What the task asks
Show the lines below that contain the string "financial".

Dataset records
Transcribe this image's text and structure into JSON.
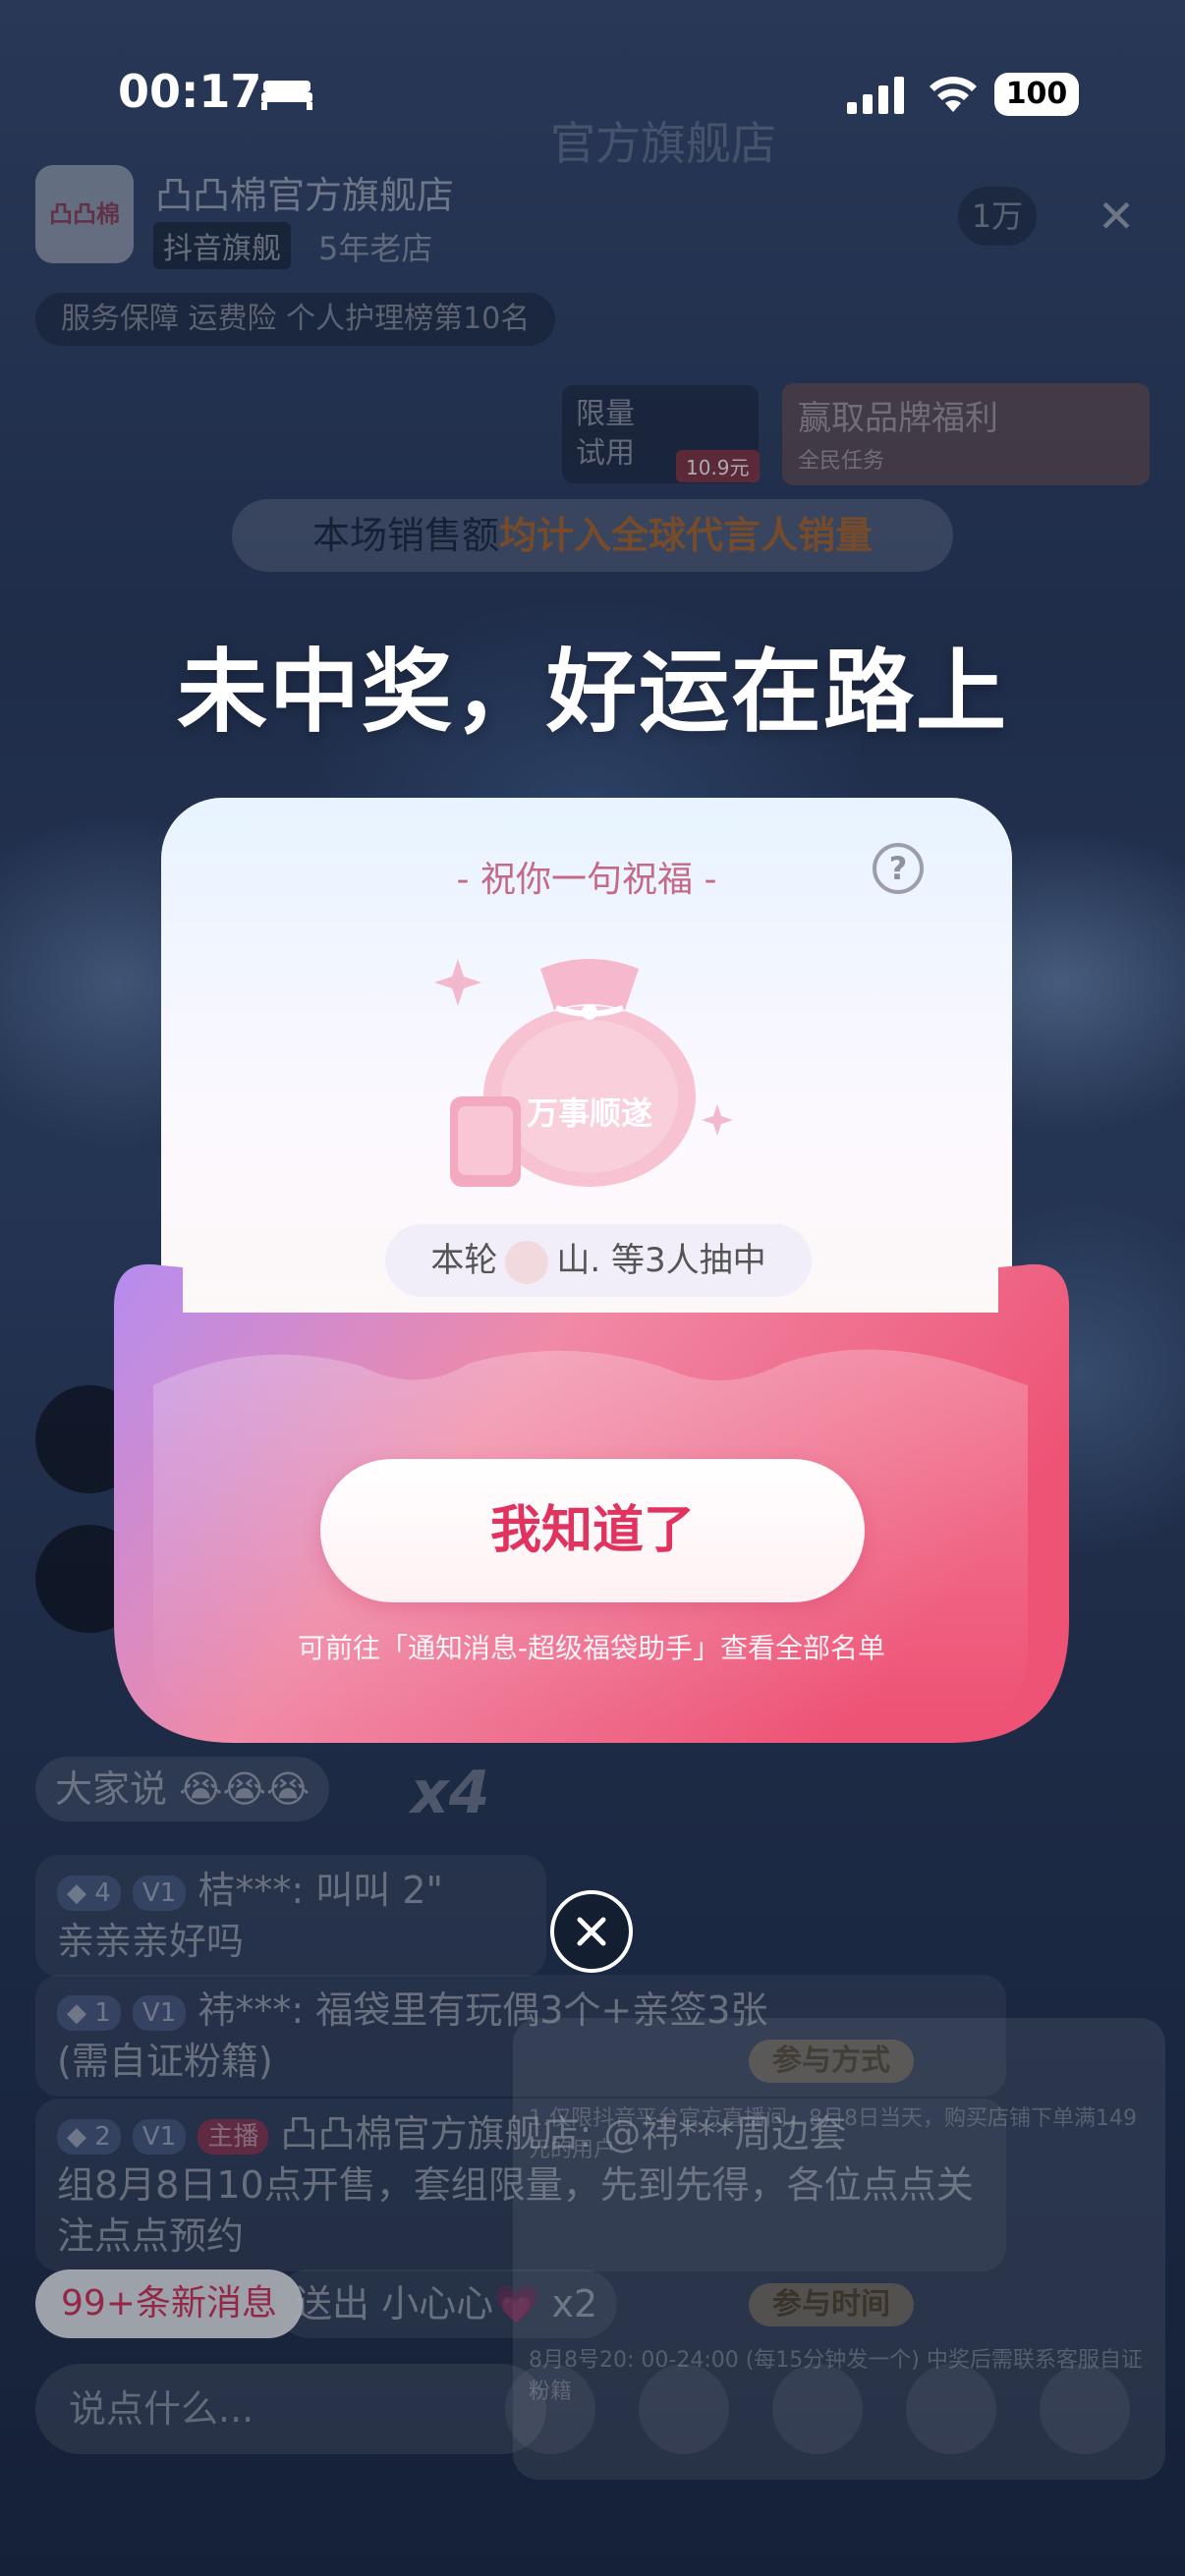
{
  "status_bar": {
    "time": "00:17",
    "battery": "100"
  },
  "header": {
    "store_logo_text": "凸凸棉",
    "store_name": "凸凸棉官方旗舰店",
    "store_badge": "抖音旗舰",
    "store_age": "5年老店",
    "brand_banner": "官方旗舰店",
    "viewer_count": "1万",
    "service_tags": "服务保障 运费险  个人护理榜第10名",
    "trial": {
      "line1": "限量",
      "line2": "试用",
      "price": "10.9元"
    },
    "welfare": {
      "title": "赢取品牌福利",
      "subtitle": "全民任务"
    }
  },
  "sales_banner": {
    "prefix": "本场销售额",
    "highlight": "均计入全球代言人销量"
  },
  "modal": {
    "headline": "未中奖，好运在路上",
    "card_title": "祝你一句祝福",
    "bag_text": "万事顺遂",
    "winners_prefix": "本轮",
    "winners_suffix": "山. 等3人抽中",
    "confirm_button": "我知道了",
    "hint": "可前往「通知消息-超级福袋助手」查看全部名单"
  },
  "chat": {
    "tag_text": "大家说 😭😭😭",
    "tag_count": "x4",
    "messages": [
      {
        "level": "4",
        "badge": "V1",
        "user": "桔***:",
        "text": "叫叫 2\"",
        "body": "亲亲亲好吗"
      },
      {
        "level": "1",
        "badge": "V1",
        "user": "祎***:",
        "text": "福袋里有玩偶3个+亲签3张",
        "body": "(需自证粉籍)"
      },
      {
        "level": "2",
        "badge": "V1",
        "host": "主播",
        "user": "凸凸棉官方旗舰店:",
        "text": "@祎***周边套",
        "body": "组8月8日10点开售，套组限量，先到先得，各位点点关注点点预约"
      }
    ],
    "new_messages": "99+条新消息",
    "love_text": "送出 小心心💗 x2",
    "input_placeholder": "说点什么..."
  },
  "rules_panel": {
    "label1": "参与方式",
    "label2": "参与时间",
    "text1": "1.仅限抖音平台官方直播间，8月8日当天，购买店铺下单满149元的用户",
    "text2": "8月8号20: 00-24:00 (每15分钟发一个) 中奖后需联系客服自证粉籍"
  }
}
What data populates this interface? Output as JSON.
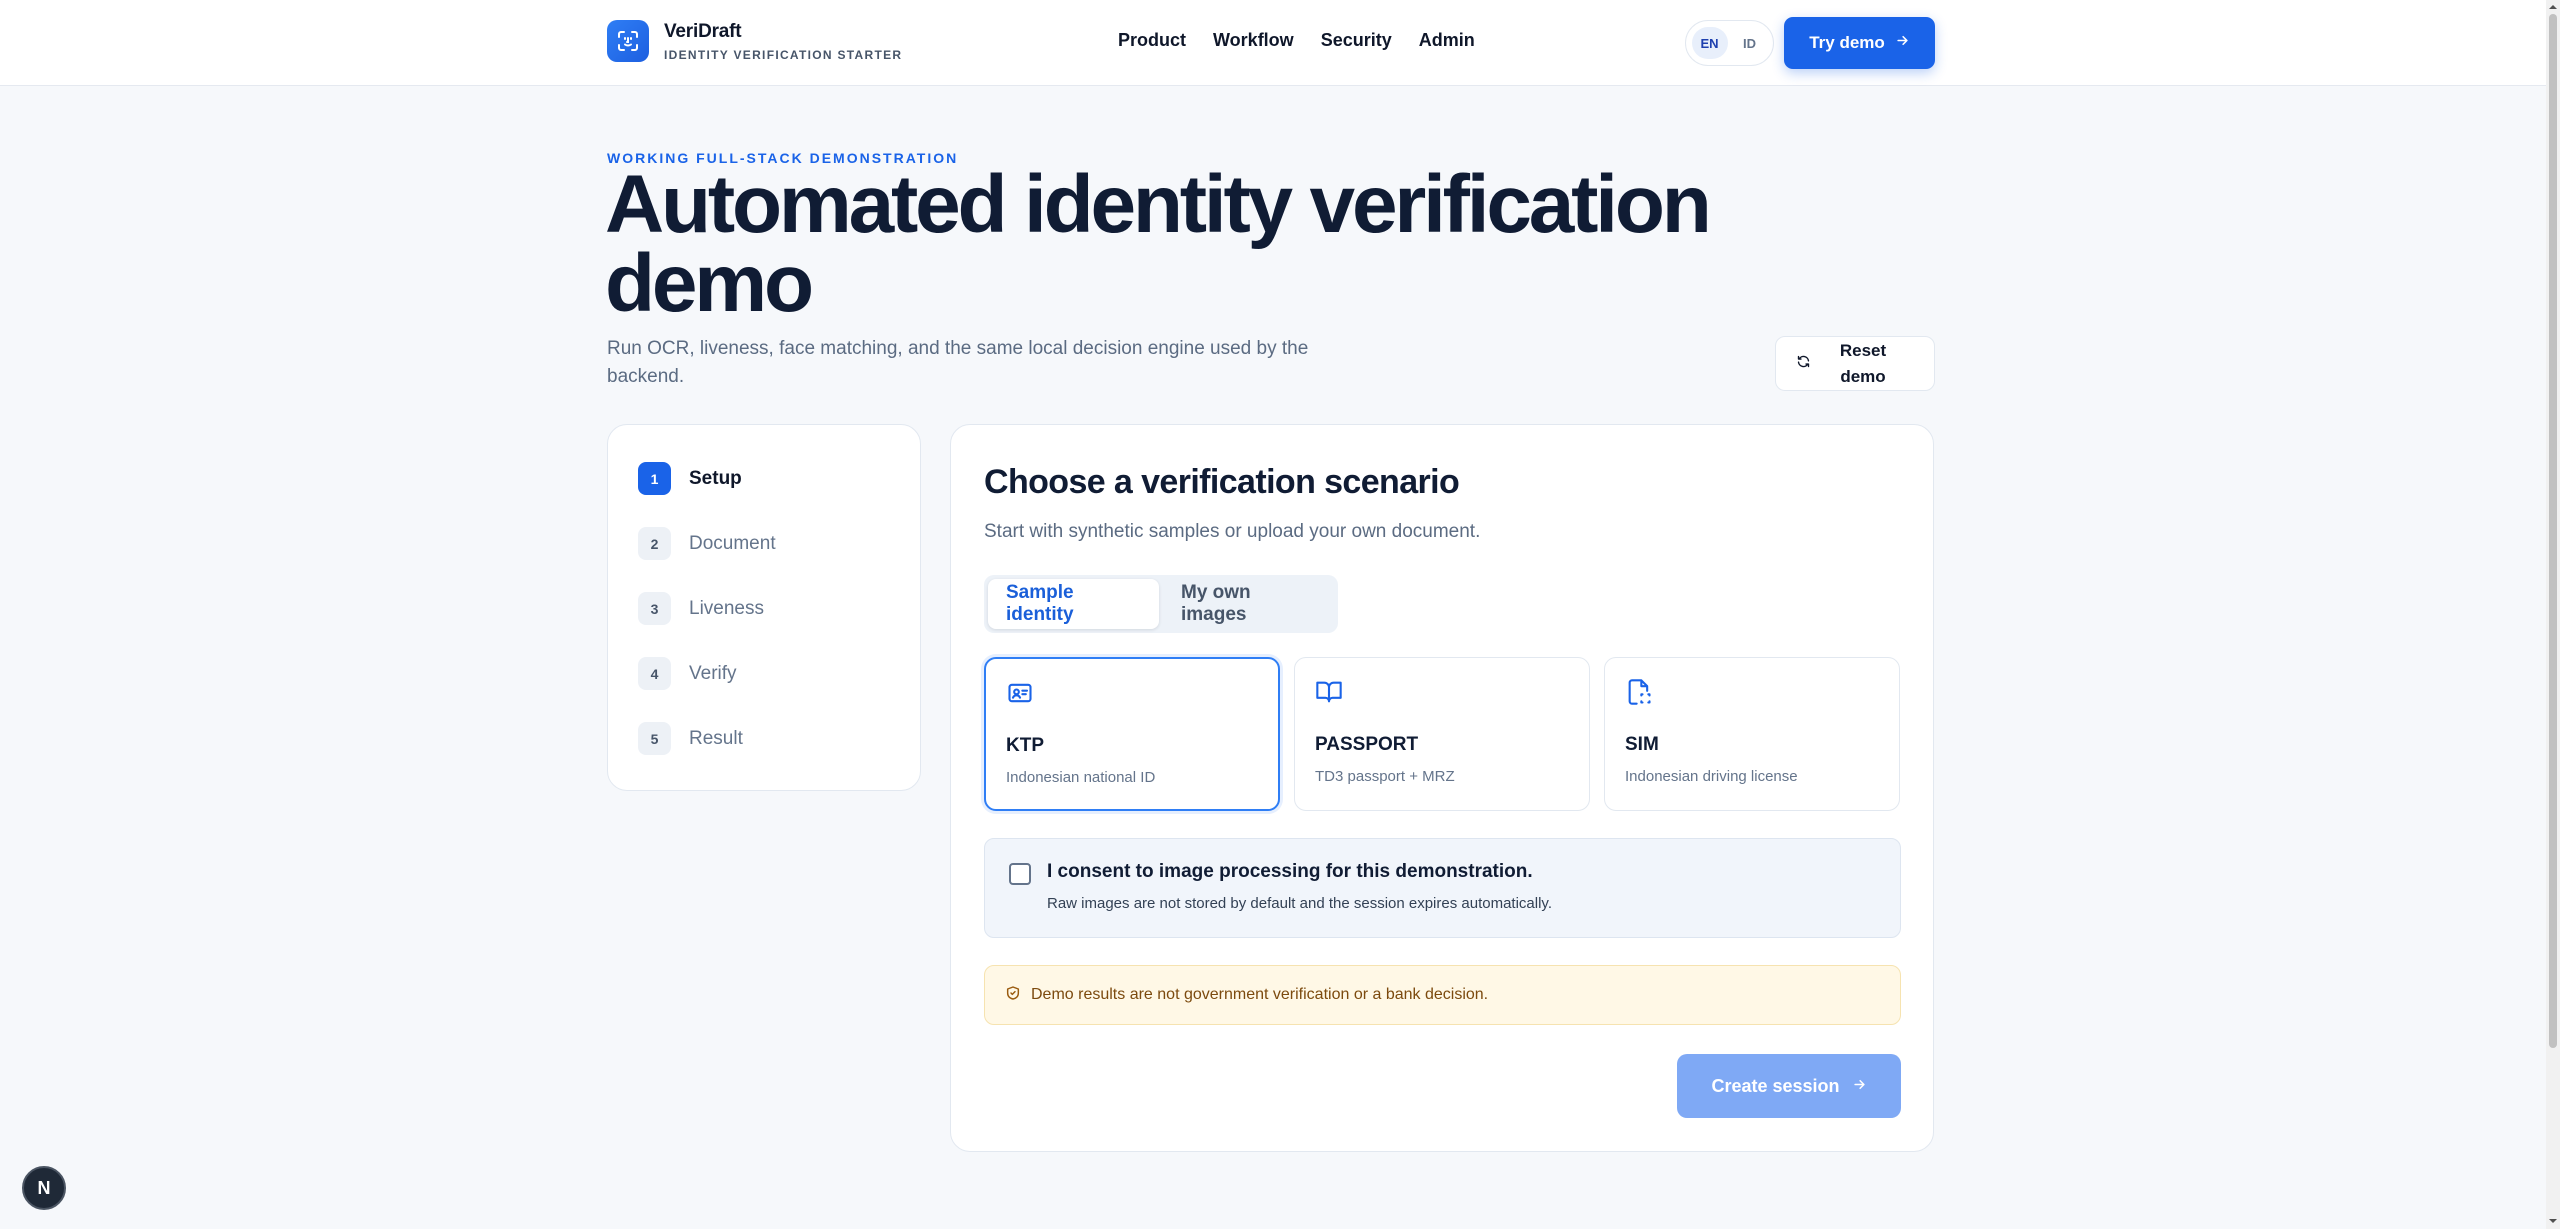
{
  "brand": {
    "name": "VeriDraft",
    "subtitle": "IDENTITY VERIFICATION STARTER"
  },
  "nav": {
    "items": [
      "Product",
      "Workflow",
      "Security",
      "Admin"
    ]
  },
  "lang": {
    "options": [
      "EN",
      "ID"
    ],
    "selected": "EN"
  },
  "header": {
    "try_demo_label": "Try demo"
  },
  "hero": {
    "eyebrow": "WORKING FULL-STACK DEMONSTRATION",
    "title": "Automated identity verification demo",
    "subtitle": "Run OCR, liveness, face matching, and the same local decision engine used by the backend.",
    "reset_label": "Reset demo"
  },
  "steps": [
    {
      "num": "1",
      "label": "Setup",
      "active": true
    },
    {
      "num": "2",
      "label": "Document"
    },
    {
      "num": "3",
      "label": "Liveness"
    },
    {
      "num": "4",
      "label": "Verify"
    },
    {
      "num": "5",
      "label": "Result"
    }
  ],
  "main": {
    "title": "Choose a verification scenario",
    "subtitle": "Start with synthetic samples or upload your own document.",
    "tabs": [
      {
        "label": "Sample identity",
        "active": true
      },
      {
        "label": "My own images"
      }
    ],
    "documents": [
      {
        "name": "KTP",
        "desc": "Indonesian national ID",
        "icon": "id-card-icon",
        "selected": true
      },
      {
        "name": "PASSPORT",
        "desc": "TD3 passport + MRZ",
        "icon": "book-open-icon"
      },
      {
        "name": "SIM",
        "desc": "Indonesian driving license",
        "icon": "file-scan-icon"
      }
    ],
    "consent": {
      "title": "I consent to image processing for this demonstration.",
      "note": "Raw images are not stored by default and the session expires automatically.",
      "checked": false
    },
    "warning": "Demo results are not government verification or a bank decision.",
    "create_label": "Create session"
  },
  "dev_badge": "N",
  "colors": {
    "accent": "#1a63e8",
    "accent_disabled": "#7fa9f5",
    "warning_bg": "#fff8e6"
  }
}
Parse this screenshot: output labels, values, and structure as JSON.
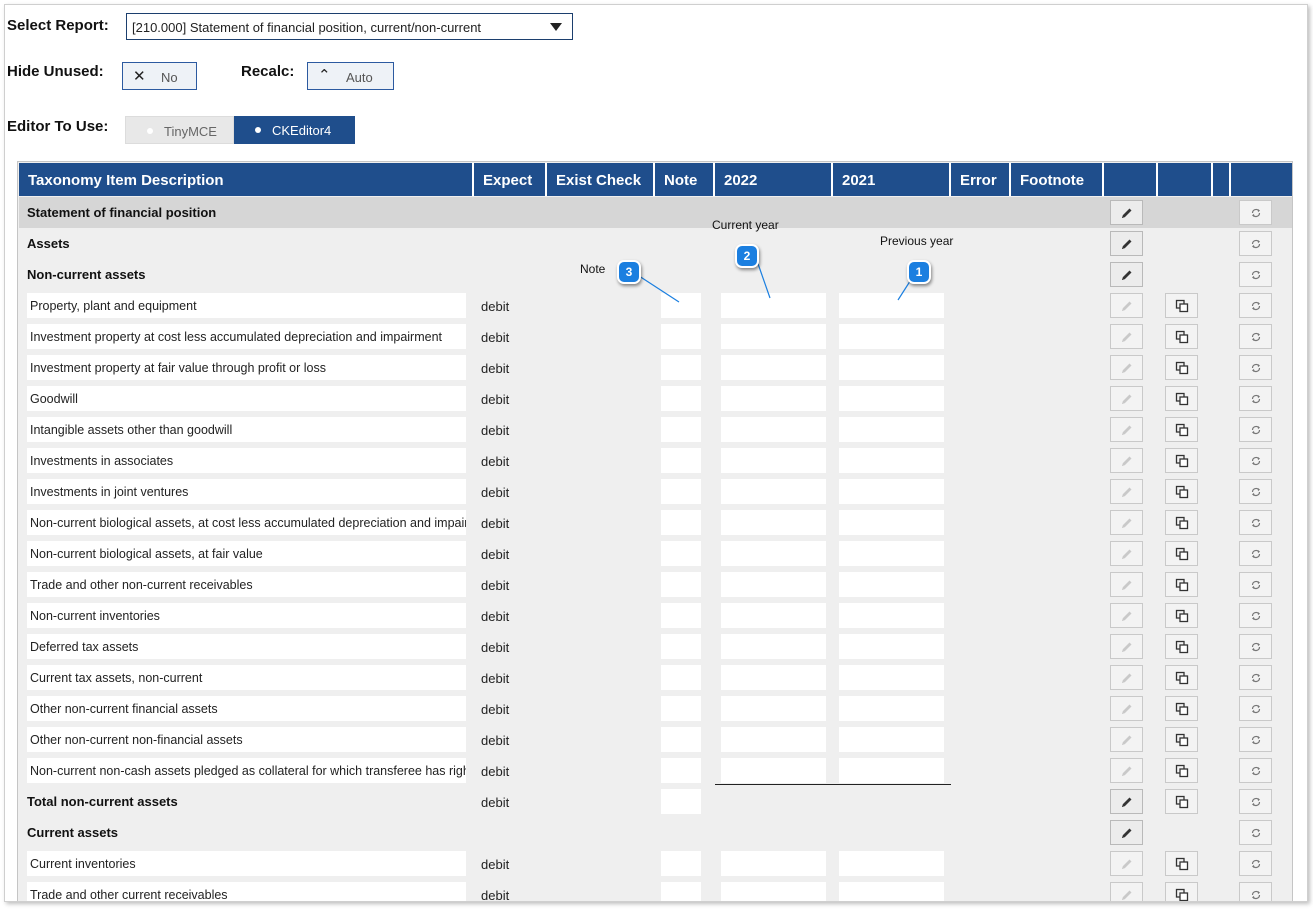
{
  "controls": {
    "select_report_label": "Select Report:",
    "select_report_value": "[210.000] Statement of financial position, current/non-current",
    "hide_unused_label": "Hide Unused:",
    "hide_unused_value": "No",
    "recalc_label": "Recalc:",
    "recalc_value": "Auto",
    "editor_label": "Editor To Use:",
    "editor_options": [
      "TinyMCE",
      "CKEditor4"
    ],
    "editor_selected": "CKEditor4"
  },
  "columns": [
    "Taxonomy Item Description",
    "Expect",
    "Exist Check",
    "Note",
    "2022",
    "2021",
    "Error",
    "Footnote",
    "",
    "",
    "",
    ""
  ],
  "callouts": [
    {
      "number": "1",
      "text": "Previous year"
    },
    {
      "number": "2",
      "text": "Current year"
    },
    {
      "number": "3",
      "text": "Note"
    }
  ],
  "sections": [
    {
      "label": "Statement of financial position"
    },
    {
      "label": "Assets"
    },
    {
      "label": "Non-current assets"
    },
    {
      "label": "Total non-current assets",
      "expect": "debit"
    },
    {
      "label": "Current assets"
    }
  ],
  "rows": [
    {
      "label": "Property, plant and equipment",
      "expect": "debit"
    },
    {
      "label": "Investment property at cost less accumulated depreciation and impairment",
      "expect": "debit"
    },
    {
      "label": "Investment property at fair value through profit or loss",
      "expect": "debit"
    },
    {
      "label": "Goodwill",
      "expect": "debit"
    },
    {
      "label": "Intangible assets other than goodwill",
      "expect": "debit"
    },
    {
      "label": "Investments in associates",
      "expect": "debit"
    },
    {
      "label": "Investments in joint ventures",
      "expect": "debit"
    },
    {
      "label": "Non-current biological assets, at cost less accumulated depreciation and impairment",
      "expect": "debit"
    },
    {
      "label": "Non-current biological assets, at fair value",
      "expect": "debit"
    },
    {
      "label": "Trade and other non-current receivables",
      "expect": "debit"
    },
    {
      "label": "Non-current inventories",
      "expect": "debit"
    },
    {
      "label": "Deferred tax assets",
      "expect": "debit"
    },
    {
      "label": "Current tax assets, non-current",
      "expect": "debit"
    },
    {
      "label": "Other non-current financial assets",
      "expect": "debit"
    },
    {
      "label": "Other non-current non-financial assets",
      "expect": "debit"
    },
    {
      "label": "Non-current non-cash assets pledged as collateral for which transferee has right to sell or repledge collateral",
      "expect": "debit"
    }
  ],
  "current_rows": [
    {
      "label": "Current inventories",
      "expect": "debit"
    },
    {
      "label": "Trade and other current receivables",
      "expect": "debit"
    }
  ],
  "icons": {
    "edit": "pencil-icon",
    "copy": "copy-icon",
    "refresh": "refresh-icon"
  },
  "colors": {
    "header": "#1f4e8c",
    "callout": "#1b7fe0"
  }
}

Expected answer
    "select_report_value": "[210.000] Statement of financial position, current/non-current",
      "label": "Statement of financial position"
      "label": "Other non-current financial assets",
      "label": "Other non-current non-financial assets",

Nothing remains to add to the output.